On land, animal habitats are strongly influenced by climate, the combination of precipitation and temperature conditions experienced in a region. At or near the equator, year-round moisture and warmth generates a constant supply of food. Further north or south, seasonal changes become much more pronounced, shaping the type of animals that live in different habitats and their strategies for survival (see Animal Distribution).
Tropical and subtropical forests are home to by far the largest number of animal species on land. These animals include the majority of the world's insects, most of its primates, and a large proportion of its birds. Tropical forests have existed longer than any other forests on earth and their plants and animals have evolved an elaborate web of interrelationships.
Much of the animal life of tropical forests is still poorly known, and new species are constantly being discovered. The majority of these newly identified animals are invertebrates, but larger animals have also come to light during the 20th century. Major discoveries have included three large but secretive plant-eating mammals: the okapi, discovered in Central Africa in 1900; the kouprey, discovered in the forests of Cambodia in 1937; and the sao la, which was identified in forests bordering Laos and Vietnam in 1993.
Unlike tropical forests, temperate forests provide animals with an abundance of food during spring and summer, but a dearth during the winter. In this habitat, animals have evolved several different strategies for avoiding starvation during the winter months. Food hoarders, such as squirrels and jay birds, bury surplus food during the fall, and dig it up again when other food supplies run out. Other forest animals, such as the common dormouse, avoid food shortages by hibernation, a period of inactivity when body temperature is lowered. A third group of animals—composed chiefly of birds, but also including some bats and insects–migrates to warmer regions before the winter begins and returns again in spring. In boreal forests, which are found in the far north, the seasonal swings are more extreme. Here only a few species stay and remain active during the winter months.
For land animals, the most testing habitats are ones that experience intense drought or extreme cold. Desert animals cope with heat and water shortage by behavioral adaptations, such as remaining below ground by day, and also by physiological adaptations. North American kangaroo rats, for example, can live entirely on dry seeds without ever drinking liquid water. They do this by losing very little moisture from their bodies and using all the "metabolic water" that is formed when food is broken down to release energy.

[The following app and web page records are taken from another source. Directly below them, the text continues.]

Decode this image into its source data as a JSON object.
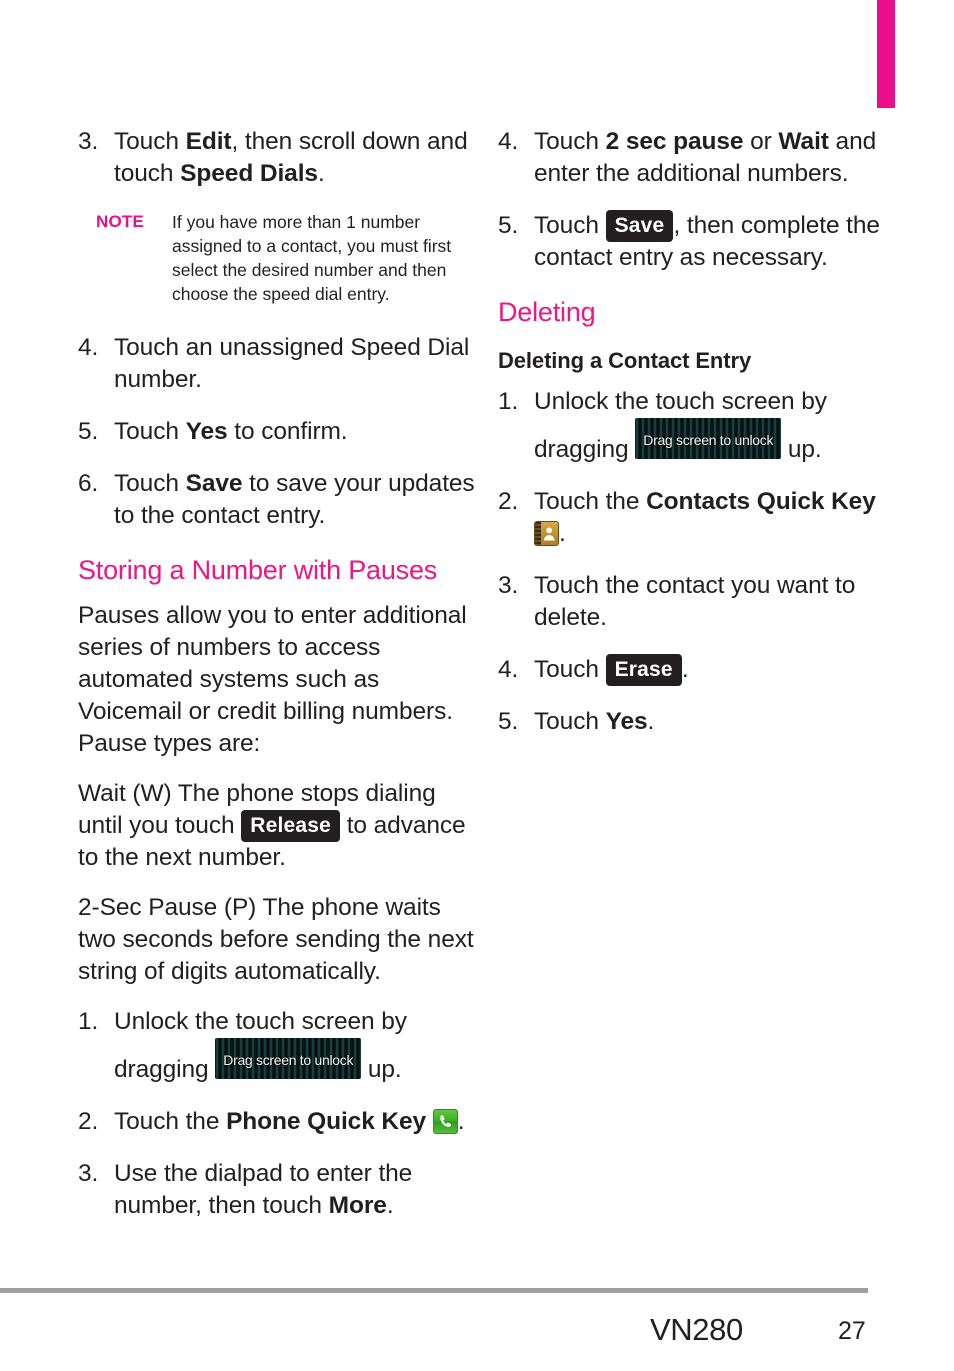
{
  "page": {
    "model": "VN280",
    "page_number": "27",
    "accent_color": "#ec1784",
    "tab_marker_color": "#ec0d8c"
  },
  "left_column": {
    "steps_speed_dial": [
      {
        "num": "3.",
        "pre": "Touch ",
        "b1": "Edit",
        "mid": ", then scroll down and touch ",
        "b2": "Speed Dials",
        "post": "."
      }
    ],
    "note": {
      "label": "NOTE",
      "text": "If you have more than 1 number assigned to a contact, you must first select the desired number and then choose the speed dial entry."
    },
    "steps_after_note": [
      {
        "num": "4.",
        "text": "Touch an unassigned Speed Dial number."
      },
      {
        "num": "5.",
        "pre": "Touch ",
        "b1": "Yes",
        "post": " to confirm."
      },
      {
        "num": "6.",
        "pre": "Touch ",
        "b1": "Save",
        "post": " to save your updates to the contact entry."
      }
    ],
    "heading": "Storing a Number with Pauses",
    "paragraph_1": "Pauses allow you to enter additional series of numbers to access automated systems such as Voicemail or credit billing numbers. Pause types are:",
    "paragraph_2_pre": "Wait (W) The phone stops dialing until you touch ",
    "paragraph_2_key": "Release",
    "paragraph_2_post": " to advance to the next number.",
    "paragraph_3": "2-Sec Pause (P) The phone waits two seconds before sending the next string of digits automatically.",
    "steps_pauses": [
      {
        "num": "1.",
        "pre": "Unlock the touch screen by dragging ",
        "key": "Drag screen to unlock",
        "post": " up."
      },
      {
        "num": "2.",
        "pre": "Touch the ",
        "b1": "Phone Quick Key",
        "icon": "phone-quick-key-icon",
        "post": "."
      },
      {
        "num": "3.",
        "pre": "Use the dialpad to enter the number, then touch ",
        "b1": "More",
        "post": "."
      }
    ]
  },
  "right_column": {
    "steps_pauses_cont": [
      {
        "num": "4.",
        "pre": "Touch ",
        "b1": "2 sec pause",
        "mid": " or ",
        "b2": "Wait",
        "post": " and enter the additional numbers."
      },
      {
        "num": "5.",
        "pre": "Touch ",
        "key": "Save",
        "post": ", then complete the contact entry as necessary."
      }
    ],
    "heading": "Deleting",
    "subheading": "Deleting a Contact Entry",
    "steps_deleting": [
      {
        "num": "1.",
        "pre": "Unlock the touch screen by dragging ",
        "key": "Drag screen to unlock",
        "post": " up."
      },
      {
        "num": "2.",
        "pre": "Touch the ",
        "b1": "Contacts Quick Key",
        "icon": "contacts-quick-key-icon",
        "post": "."
      },
      {
        "num": "3.",
        "text": "Touch the contact you want to delete."
      },
      {
        "num": "4.",
        "pre": "Touch ",
        "key": "Erase",
        "post": "."
      },
      {
        "num": "5.",
        "pre": "Touch ",
        "b1": "Yes",
        "post": "."
      }
    ]
  }
}
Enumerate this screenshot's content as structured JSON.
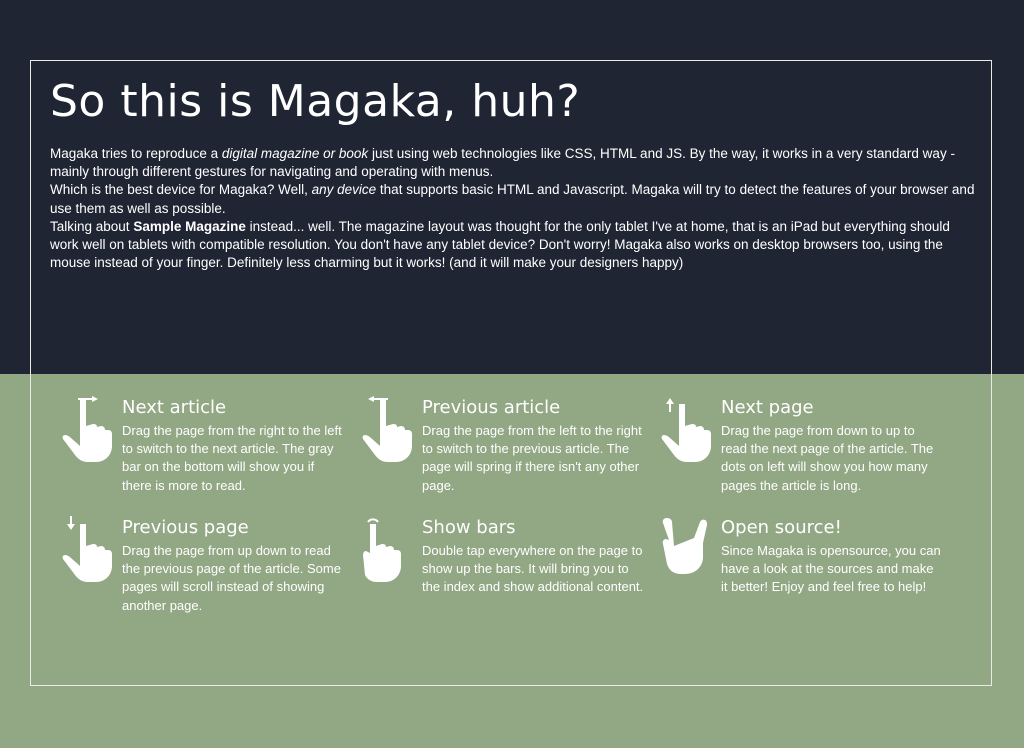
{
  "header": {
    "title": "So this is Magaka, huh?"
  },
  "intro": {
    "p1": {
      "a": "Magaka tries to reproduce a ",
      "em": "digital magazine or book",
      "b": " just using web technologies like CSS, HTML and JS. By the way, it works in a very standard way - mainly through different gestures for navigating and operating with menus."
    },
    "p2": {
      "a": "Which is the best device for Magaka? Well, ",
      "em": "any device",
      "b": " that supports basic HTML and Javascript. Magaka will try to detect the features of your browser and use them as well as possible."
    },
    "p3": {
      "a": "Talking about ",
      "strong": "Sample Magazine",
      "b": " instead... well. The magazine layout was thought for the only tablet I've at home, that is an iPad but everything should work well on tablets with compatible resolution. You don't have any tablet device? Don't worry! Magaka also works on desktop browsers too, using the mouse instead of your finger. Definitely less charming but it works! (and it will make your designers happy)"
    }
  },
  "features": [
    {
      "icon": "swipe-left-hand-icon",
      "title": "Next article",
      "text": "Drag the page from the right to the left to switch to the next article. The gray bar on the bottom will show you if there is more to read."
    },
    {
      "icon": "swipe-right-hand-icon",
      "title": "Previous article",
      "text": "Drag the page from the left to the right to switch to the previous article. The page will spring if there isn't any other page."
    },
    {
      "icon": "swipe-up-hand-icon",
      "title": "Next page",
      "text": "Drag the page from down to up to read the next page of the article. The dots on left will show you how many pages the article is long."
    },
    {
      "icon": "swipe-down-hand-icon",
      "title": "Previous page",
      "text": "Drag the page from up down to read the previous page of the article. Some pages will scroll instead of showing another page."
    },
    {
      "icon": "double-tap-hand-icon",
      "title": "Show bars",
      "text": "Double tap everywhere on the page to show up the bars. It will bring you to the index and show additional content."
    },
    {
      "icon": "rock-hand-icon",
      "title": "Open source!",
      "text": "Since Magaka is opensource, you can have a look at the sources and make it better! Enjoy and feel free to help!"
    }
  ],
  "colors": {
    "top_background": "#1f2532",
    "bottom_background": "#92a784",
    "text": "#ffffff",
    "frame_border": "#e8ece4"
  }
}
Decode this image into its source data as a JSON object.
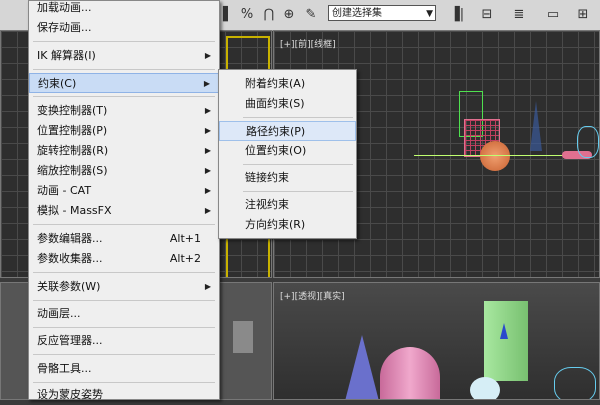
{
  "toolbar": {
    "selection_set_value": "创建选择集"
  },
  "viewports": {
    "top_right_label": "[+][前][线框]",
    "bottom_right_label": "[+][透视][真实]"
  },
  "menu": {
    "items": [
      {
        "label": "加载动画..."
      },
      {
        "label": "保存动画..."
      },
      {
        "label": "IK 解算器(I)"
      },
      {
        "label": "约束(C)"
      },
      {
        "label": "变换控制器(T)"
      },
      {
        "label": "位置控制器(P)"
      },
      {
        "label": "旋转控制器(R)"
      },
      {
        "label": "缩放控制器(S)"
      },
      {
        "label": "动画 - CAT"
      },
      {
        "label": "模拟 - MassFX"
      },
      {
        "label": "参数编辑器...",
        "shortcut": "Alt+1"
      },
      {
        "label": "参数收集器...",
        "shortcut": "Alt+2"
      },
      {
        "label": "关联参数(W)"
      },
      {
        "label": "动画层..."
      },
      {
        "label": "反应管理器..."
      },
      {
        "label": "骨骼工具..."
      },
      {
        "label": "设为蒙皮姿势"
      }
    ]
  },
  "submenu": {
    "items": [
      {
        "label": "附着约束(A)"
      },
      {
        "label": "曲面约束(S)"
      },
      {
        "label": "路径约束(P)"
      },
      {
        "label": "位置约束(O)"
      },
      {
        "label": "链接约束"
      },
      {
        "label": "注视约束"
      },
      {
        "label": "方向约束(R)"
      }
    ]
  }
}
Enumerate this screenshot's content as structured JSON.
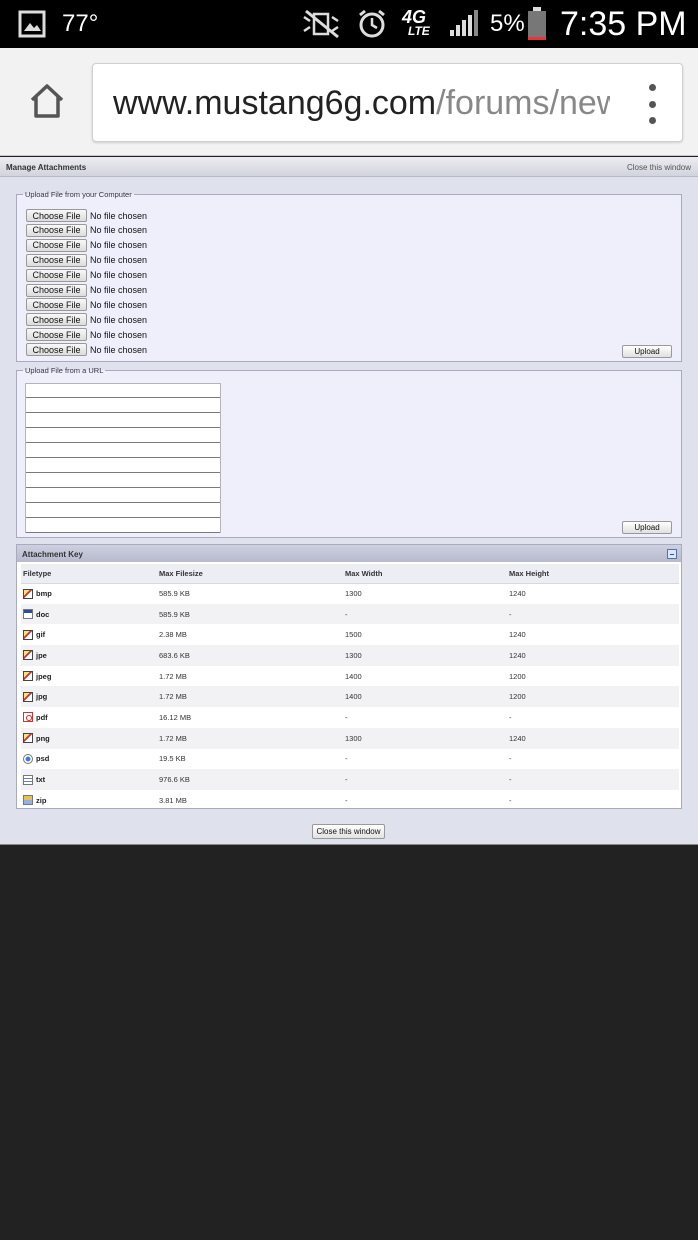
{
  "status_bar": {
    "temperature": "77°",
    "network": "4G",
    "network_sub": "LTE",
    "battery_percent": "5%",
    "time": "7:35 PM",
    "icons": [
      "gallery-icon",
      "mute-icon",
      "alarm-icon",
      "signal-icon",
      "battery-icon"
    ]
  },
  "browser": {
    "url_domain": "www.mustang6g.com",
    "url_path": "/forums/new"
  },
  "page": {
    "title": "Manage Attachments",
    "close_link": "Close this window",
    "upload_computer": {
      "legend": "Upload File from your Computer",
      "choose_label": "Choose File",
      "no_file_label": "No file chosen",
      "upload_label": "Upload"
    },
    "upload_url": {
      "legend": "Upload File from a URL",
      "upload_label": "Upload",
      "input_count": 10
    },
    "attachment_key": {
      "title": "Attachment Key",
      "columns": [
        "Filetype",
        "Max Filesize",
        "Max Width",
        "Max Height"
      ],
      "rows": [
        {
          "type": "bmp",
          "icon": "image-file-icon",
          "size": "585.9 KB",
          "width": "1300",
          "height": "1240"
        },
        {
          "type": "doc",
          "icon": "word-doc-icon",
          "size": "585.9 KB",
          "width": "-",
          "height": "-"
        },
        {
          "type": "gif",
          "icon": "image-file-icon",
          "size": "2.38 MB",
          "width": "1500",
          "height": "1240"
        },
        {
          "type": "jpe",
          "icon": "image-file-icon",
          "size": "683.6 KB",
          "width": "1300",
          "height": "1240"
        },
        {
          "type": "jpeg",
          "icon": "image-file-icon",
          "size": "1.72 MB",
          "width": "1400",
          "height": "1200"
        },
        {
          "type": "jpg",
          "icon": "image-file-icon",
          "size": "1.72 MB",
          "width": "1400",
          "height": "1200"
        },
        {
          "type": "pdf",
          "icon": "pdf-file-icon",
          "size": "16.12 MB",
          "width": "-",
          "height": "-"
        },
        {
          "type": "png",
          "icon": "image-file-icon",
          "size": "1.72 MB",
          "width": "1300",
          "height": "1240"
        },
        {
          "type": "psd",
          "icon": "psd-file-icon",
          "size": "19.5 KB",
          "width": "-",
          "height": "-"
        },
        {
          "type": "txt",
          "icon": "text-file-icon",
          "size": "976.6 KB",
          "width": "-",
          "height": "-"
        },
        {
          "type": "zip",
          "icon": "zip-file-icon",
          "size": "3.81 MB",
          "width": "-",
          "height": "-"
        }
      ]
    },
    "close_button": "Close this window"
  }
}
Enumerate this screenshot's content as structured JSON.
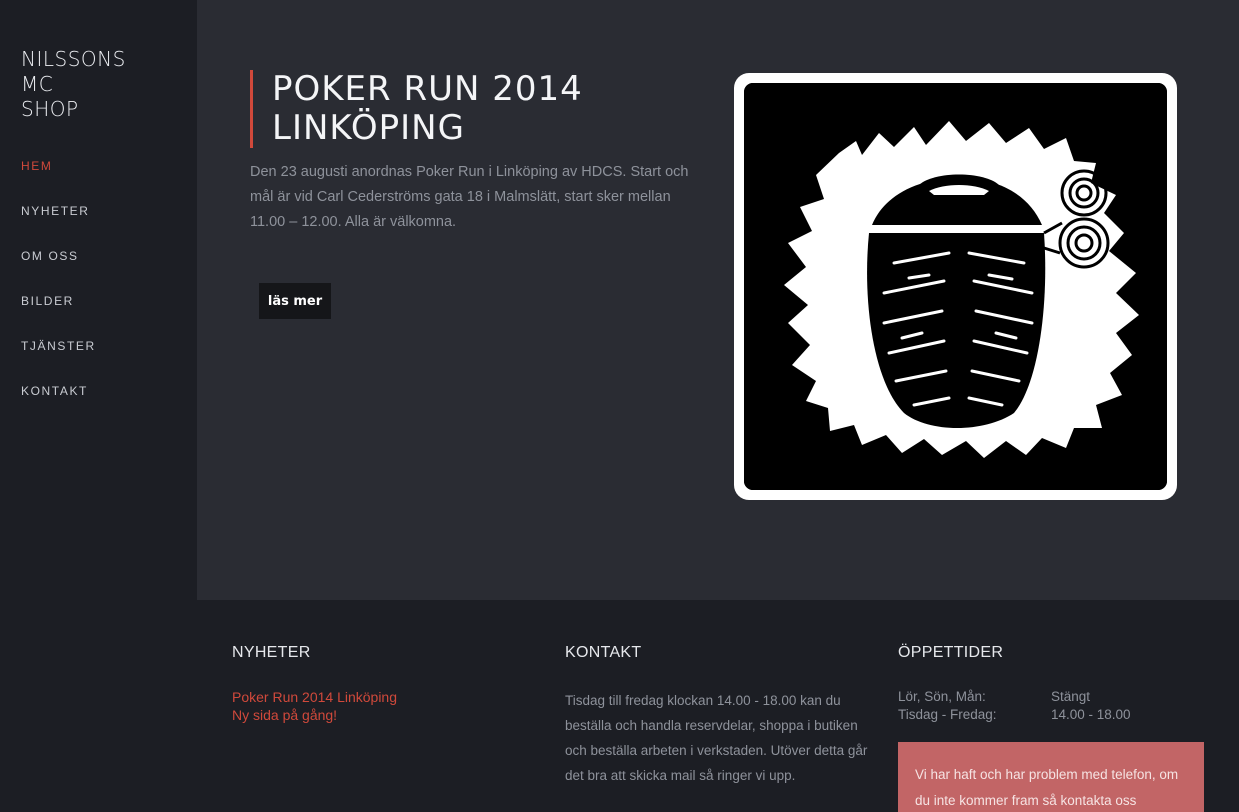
{
  "brand": {
    "line1": "NILSSONS",
    "line2": "MC",
    "line3": "SHOP"
  },
  "nav": {
    "items": [
      {
        "label": "HEM",
        "active": true
      },
      {
        "label": "NYHETER"
      },
      {
        "label": "OM OSS"
      },
      {
        "label": "BILDER"
      },
      {
        "label": "TJÄNSTER"
      },
      {
        "label": "KONTAKT"
      }
    ]
  },
  "post": {
    "title_line1": "POKER RUN 2014",
    "title_line2": "LINKÖPING",
    "body": "Den 23 augusti anordnas Poker Run i Linköping av HDCS. Start och mål är vid Carl Cederströms gata 18 i Malmslätt, start sker mellan 11.00 – 12.00. Alla är välkomna.",
    "read_more": "läs mer",
    "image_icon": "motorcycle-tire-logo-icon"
  },
  "footer": {
    "news": {
      "heading": "NYHETER",
      "items": [
        "Poker Run 2014 Linköping",
        "Ny sida på gång!"
      ]
    },
    "contact": {
      "heading": "KONTAKT",
      "text": "Tisdag till fredag klockan 14.00 - 18.00 kan du beställa och handla reservdelar, shoppa i butiken och beställa arbeten i verkstaden. Utöver detta går det bra att skicka mail så ringer vi upp."
    },
    "hours": {
      "heading": "ÖPPETTIDER",
      "rows": [
        {
          "day": "Lör, Sön, Mån:",
          "time": "Stängt"
        },
        {
          "day": "Tisdag - Fredag:",
          "time": "14.00 - 18.00"
        }
      ],
      "notice": "Vi har haft och har problem med telefon, om du inte kommer fram så kontakta oss vänligen via"
    }
  },
  "colors": {
    "accent": "#d0493b",
    "notice_bg": "#c26566",
    "main_bg": "#2a2c33",
    "sidebar_bg": "#1c1e24"
  }
}
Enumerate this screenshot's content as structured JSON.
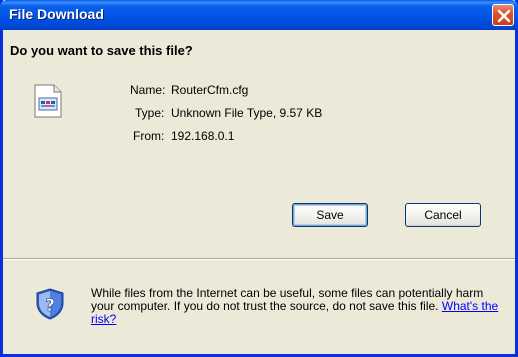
{
  "window": {
    "title": "File Download"
  },
  "dialog": {
    "question": "Do you want to save this file?",
    "file": {
      "name_label": "Name:",
      "name_value": "RouterCfm.cfg",
      "type_label": "Type:",
      "type_value": "Unknown File Type, 9.57 KB",
      "from_label": "From:",
      "from_value": "192.168.0.1"
    },
    "buttons": {
      "save_label": "Save",
      "cancel_label": "Cancel"
    },
    "warning": {
      "text": "While files from the Internet can be useful, some files can potentially harm your computer. If you do not trust the source, do not save this file.",
      "link_label": "What's the risk?"
    }
  },
  "icons": {
    "close": "close-icon",
    "file": "file-icon",
    "shield": "shield-question-icon"
  },
  "colors": {
    "titlebar": "#0055e5",
    "close_button": "#d8542e",
    "dialog_background": "#ece9d8",
    "link": "#0000ff"
  }
}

In tundra and on polar ice, winter air temperatures can fall to below -40° C (-40° F), which is far colder than the temperature of the surrounding seas. The smallest inhabitants of tundra, which include vast numbers of mosquitoes and other biting flies, spend winter in a state of suspended animation and are kept alive by chemical antifreeze within their tissues. The few animals that do remain active on land or ice during winter, such as seals and male emperor penguins, rely on a thick layer of insulating fat to prevent their body heat leaking away. Without this fat, they would die within a matter of minutes.